Discounting vs. Value-added

My clients know that I'm NOT a fan of discounting, for several reasons. One, people come to expect it; they not only want discounts all the time, you continually have to offer deeper and deeper discounts to keep them "interested." Two, discounting, to me, sends the subliminal message that your products or services aren't "worth what you're asking."

Instead, I like to focus on value-added. This is a key part to telling your "story" to clients and prospects. With value-added, you don't discount, but instead offer one or more tangible "extras' to help make a prospect feel good about buying your product or service (at full price). An example would be the Wine Country Inn's new series of food and wine events, which will kick-off in early August. Guests come to the Wine Country Inn from all over the world to experience the Napa Valley's beauty, wine, and food. Why not offer several small, fun events at the Inn itself, rather than let guests wander around on their own? These "extras' will, over time, make a significant difference in (in this case) occupancy; if given the choice between two beautiful Napa Valley properties, wouldn't you be more likely to select the one holding a paella party (see pic)? Or to picnic in a Napa Valley vineyard and taste the grapes that go into a fantastic Napa Valley cab? I know I would!

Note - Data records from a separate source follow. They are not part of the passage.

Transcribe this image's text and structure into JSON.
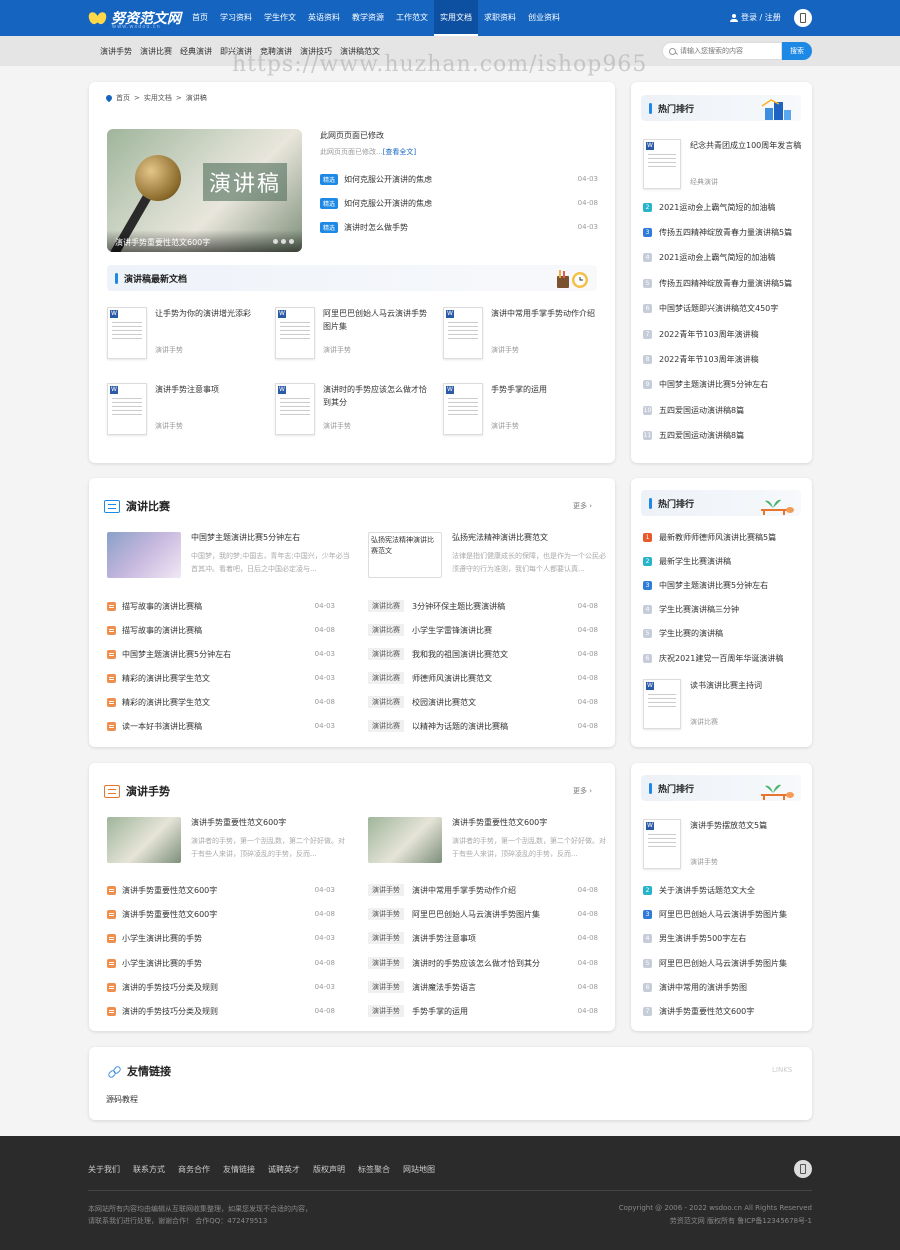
{
  "header": {
    "logo_text": "努资范文网",
    "logo_sub": "www.wsdoo.cn",
    "nav": [
      "首页",
      "学习资料",
      "学生作文",
      "英语资料",
      "教学资源",
      "工作范文",
      "实用文档",
      "求职资料",
      "创业资料"
    ],
    "active_nav": "实用文档",
    "login": "登录 / 注册"
  },
  "subnav": [
    "演讲手势",
    "演讲比赛",
    "经典演讲",
    "即兴演讲",
    "竞聘演讲",
    "演讲技巧",
    "演讲稿范文"
  ],
  "search": {
    "placeholder": "请输入您搜索的内容",
    "button": "搜索"
  },
  "watermark": "https://www.huzhan.com/ishop965",
  "breadcrumb": [
    "首页",
    "实用文档",
    "演讲稿"
  ],
  "banner": {
    "word": "演讲稿",
    "caption": "演讲手势重要性范文600字"
  },
  "headline": {
    "title": "此网页页面已修改",
    "desc": "此网页页面已修改...",
    "more": "[查看全文]",
    "items": [
      {
        "tag": "精选",
        "title": "如何克服公开演讲的焦虑",
        "date": "04-03"
      },
      {
        "tag": "精选",
        "title": "如何克服公开演讲的焦虑",
        "date": "04-08"
      },
      {
        "tag": "精选",
        "title": "演讲时怎么做手势",
        "date": "04-03"
      }
    ]
  },
  "latest": {
    "title": "演讲稿最新文档",
    "items": [
      {
        "title": "让手势为你的演讲增光添彩",
        "cat": "演讲手势"
      },
      {
        "title": "阿里巴巴创始人马云演讲手势图片集",
        "cat": "演讲手势"
      },
      {
        "title": "演讲中常用手掌手势动作介绍",
        "cat": "演讲手势"
      },
      {
        "title": "演讲手势注意事项",
        "cat": "演讲手势"
      },
      {
        "title": "演讲时的手势应该怎么做才恰到其分",
        "cat": "演讲手势"
      },
      {
        "title": "手势手掌的运用",
        "cat": "演讲手势"
      }
    ]
  },
  "hot1": {
    "title": "热门排行",
    "feature": {
      "title": "纪念共青团成立100周年发言稿",
      "cat": "经典演讲"
    },
    "items": [
      "2021运动会上霸气简短的加油稿",
      "传扬五四精神绽放青春力量演讲稿5篇",
      "2021运动会上霸气简短的加油稿",
      "传扬五四精神绽放青春力量演讲稿5篇",
      "中国梦话题即兴演讲稿范文450字",
      "2022青年节103周年演讲稿",
      "2022青年节103周年演讲稿",
      "中国梦主题演讲比赛5分钟左右",
      "五四爱国运动演讲稿8篇",
      "五四爱国运动演讲稿8篇"
    ],
    "nums": [
      "2",
      "3",
      "4",
      "5",
      "6",
      "7",
      "8",
      "9",
      "10",
      "11"
    ]
  },
  "contest": {
    "title": "演讲比赛",
    "more": "更多",
    "feat1": {
      "title": "中国梦主题演讲比赛5分钟左右",
      "desc": "中国梦，我的梦;中国志，青年志;中国兴，少年必当首其冲。看着吧，日后之中国必定凌与..."
    },
    "feat2": {
      "title": "弘扬宪法精神演讲比赛范文",
      "desc": "法律是指们健康成长的保障，也是作为一个公民必须遵守的行为准则，我们每个人都要认真...",
      "img_alt": "弘扬宪法精神演讲比赛范文"
    },
    "left": [
      {
        "title": "描写故事的演讲比赛稿",
        "date": "04-03"
      },
      {
        "title": "描写故事的演讲比赛稿",
        "date": "04-08"
      },
      {
        "title": "中国梦主题演讲比赛5分钟左右",
        "date": "04-03"
      },
      {
        "title": "精彩的演讲比赛学生范文",
        "date": "04-03"
      },
      {
        "title": "精彩的演讲比赛学生范文",
        "date": "04-08"
      },
      {
        "title": "读一本好书演讲比赛稿",
        "date": "04-03"
      }
    ],
    "right": [
      {
        "tag": "演讲比赛",
        "title": "3分钟环保主题比赛演讲稿",
        "date": "04-08"
      },
      {
        "tag": "演讲比赛",
        "title": "小学生学雷锋演讲比赛",
        "date": "04-08"
      },
      {
        "tag": "演讲比赛",
        "title": "我和我的祖国演讲比赛范文",
        "date": "04-08"
      },
      {
        "tag": "演讲比赛",
        "title": "师德师风演讲比赛范文",
        "date": "04-08"
      },
      {
        "tag": "演讲比赛",
        "title": "校园演讲比赛范文",
        "date": "04-08"
      },
      {
        "tag": "演讲比赛",
        "title": "以精神为话题的演讲比赛稿",
        "date": "04-08"
      }
    ]
  },
  "hot2": {
    "title": "热门排行",
    "items": [
      "最新教师师德师风演讲比赛稿5篇",
      "最新学生比赛演讲稿",
      "中国梦主题演讲比赛5分钟左右",
      "学生比赛演讲稿三分钟",
      "学生比赛的演讲稿",
      "庆祝2021建党一百周年华诞演讲稿"
    ],
    "nums": [
      "1",
      "2",
      "3",
      "4",
      "5",
      "6"
    ],
    "feature": {
      "title": "读书演讲比赛主持词",
      "cat": "演讲比赛"
    }
  },
  "gesture": {
    "title": "演讲手势",
    "more": "更多",
    "feat1": {
      "title": "演讲手势重要性范文600字",
      "desc": "演讲者的手势，第一个刮乱数，第二个好好做。对于有些人来讲，顶碎凌乱的手势，反而..."
    },
    "feat2": {
      "title": "演讲手势重要性范文600字",
      "desc": "演讲者的手势，第一个刮乱数，第二个好好做。对于有些人来讲，顶碎凌乱的手势，反而..."
    },
    "left": [
      {
        "title": "演讲手势重要性范文600字",
        "date": "04-03"
      },
      {
        "title": "演讲手势重要性范文600字",
        "date": "04-08"
      },
      {
        "title": "小学生演讲比赛的手势",
        "date": "04-03"
      },
      {
        "title": "小学生演讲比赛的手势",
        "date": "04-08"
      },
      {
        "title": "演讲的手势技巧分类及规则",
        "date": "04-03"
      },
      {
        "title": "演讲的手势技巧分类及规则",
        "date": "04-08"
      }
    ],
    "right": [
      {
        "tag": "演讲手势",
        "title": "演讲中常用手掌手势动作介绍",
        "date": "04-08"
      },
      {
        "tag": "演讲手势",
        "title": "阿里巴巴创始人马云演讲手势图片集",
        "date": "04-08"
      },
      {
        "tag": "演讲手势",
        "title": "演讲手势注意事项",
        "date": "04-08"
      },
      {
        "tag": "演讲手势",
        "title": "演讲时的手势应该怎么做才恰到其分",
        "date": "04-08"
      },
      {
        "tag": "演讲手势",
        "title": "演讲魔法手势语言",
        "date": "04-08"
      },
      {
        "tag": "演讲手势",
        "title": "手势手掌的运用",
        "date": "04-08"
      }
    ]
  },
  "hot3": {
    "title": "热门排行",
    "feature": {
      "title": "演讲手势摆放范文5篇",
      "cat": "演讲手势"
    },
    "items": [
      "关于演讲手势话题范文大全",
      "阿里巴巴创始人马云演讲手势图片集",
      "男生演讲手势500字左右",
      "阿里巴巴创始人马云演讲手势图片集",
      "演讲中常用的演讲手势图",
      "演讲手势重要性范文600字"
    ],
    "nums": [
      "2",
      "3",
      "4",
      "5",
      "6",
      "7"
    ]
  },
  "links": {
    "title": "友情链接",
    "en": "LINKS",
    "items": [
      "源码教程"
    ]
  },
  "footer": {
    "nav": [
      "关于我们",
      "联系方式",
      "商务合作",
      "友情链接",
      "诚聘英才",
      "版权声明",
      "标签聚合",
      "网站地图"
    ],
    "left1": "本网站所有内容均由编辑从互联网收集整理，如果您发现不合适的内容，",
    "left2": "请联系我们进行处理，谢谢合作！ 合作QQ：472479513",
    "right1": "Copyright @ 2006 - 2022 wsdoo.cn All Rights Reserved",
    "right2": "劳资范文网 版权所有   鲁ICP备12345678号-1"
  }
}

Executing a value-added strategy takes energy, creativity, and commitment. But the results over time are well worth the effort. To learn about ways your company can add value, feel free to contact me to brainstorm.